When you type someone’s name into the To: field of an email, your computer or smartphone automatically begins to search and match your keystrokes with an existing entry in your address book. We’re so used to it that we forget how amazing this innovative technological advancement is. We no longer spend time searching, copying, switching applications, and pasting. All hail the Database!

Databases essentially store information in a centralized location, allowing you to reference the same thing (like an email or phone number) again and again instead of having to always retype it. It does wonders for eliminating redundant, menial tasks that severely cut into our work.

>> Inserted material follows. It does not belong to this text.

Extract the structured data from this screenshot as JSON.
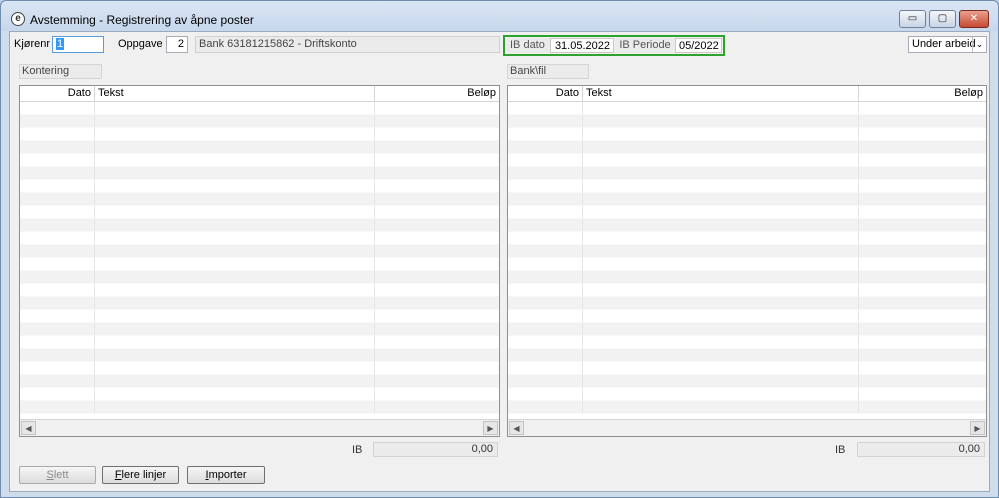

Event planning offers countless opportunities to leverage the power of databases. Think about the number of times you type the name of a project or transfer the same information from one application or schedule to another. Add up those seconds and minutes and apply it to your full slate of projects. Suddenly, it seems like a lot of time wasted, yes?

 

4. Improve Data Visibility

Having access to better analytics is meaningless unless you are able to take action based on the data. Data is a tool, not the answer. It is a complement to existing systems that can help inform better decision-making.

Let’s stick with the database example. Once all your data is centrally stored, the next step would be to be able to filter it. Slice your aggregated data into multiple views, lists, or buckets based on criteria that you set. This can be even more time-consuming than redundant data entry.

Think about how tedious it is to create a “calendar” view in a spreadsheet or word doc. Imagine how much time you spend formatting your paperwork before you even enter a single piece of event-related information. If we agree that more data is a good thing and the ability to gain deeper insight into that data is necessary to do our jobs, then we need tools to do the heavy lifting for us.

 

5. Streamline Communication

Now you’ve got shiny new data, it’s beautifully sorted and targeted, ready to be shared with just the right people. Ah, sharing.

After everything you’ve just accomplished, your hard work is still a twinkle in your eye. It has no application until you get it into the hands of your colleagues who need to see it. Once they do see it, now what? What happens when something changes? What if only one thing changed?

A vendor is arriving an hour earlier than expected. Seems like a small thing but it could affect a lot of other departments so everyone needs to know. Suddenly, you’re re-filtering data, revising documents, and sending off another round of emails. And so on and so on.

That’s a lot of work every time you need to adjust something. But there are solutions. Syncing calendars and file sharing, to name a few. It’s possible for you and your team to always be looking at the exact same piece of information. Any updates you make will instantly become available to everyone else. Forget versioning and email chains. If you were using Propared, for example, you could create personal Calendar feeds for every single contact. When you want to update something in the event, you simply change the master timeline and everyone’s personalized schedules update automatically.

 

 

Here’s the best part: these tools already exist. I know, for some of you this isn’t breathtakingly new. As I wrote earlier, event managers are some of the smartest people I know. I have no doubt that many of these tools and technologies are familiar to you. But it’s up to all of us to embrace them fully. Not just to improve our workflow today but to learn them, test them, and provide feedback to make them better for tomorrow.

Besides, how excellent would it be to have a raft all our own? A big, strong, decidedly unsexy raft.

Leave a Reply

Your email address will not be published. Required fields are marked *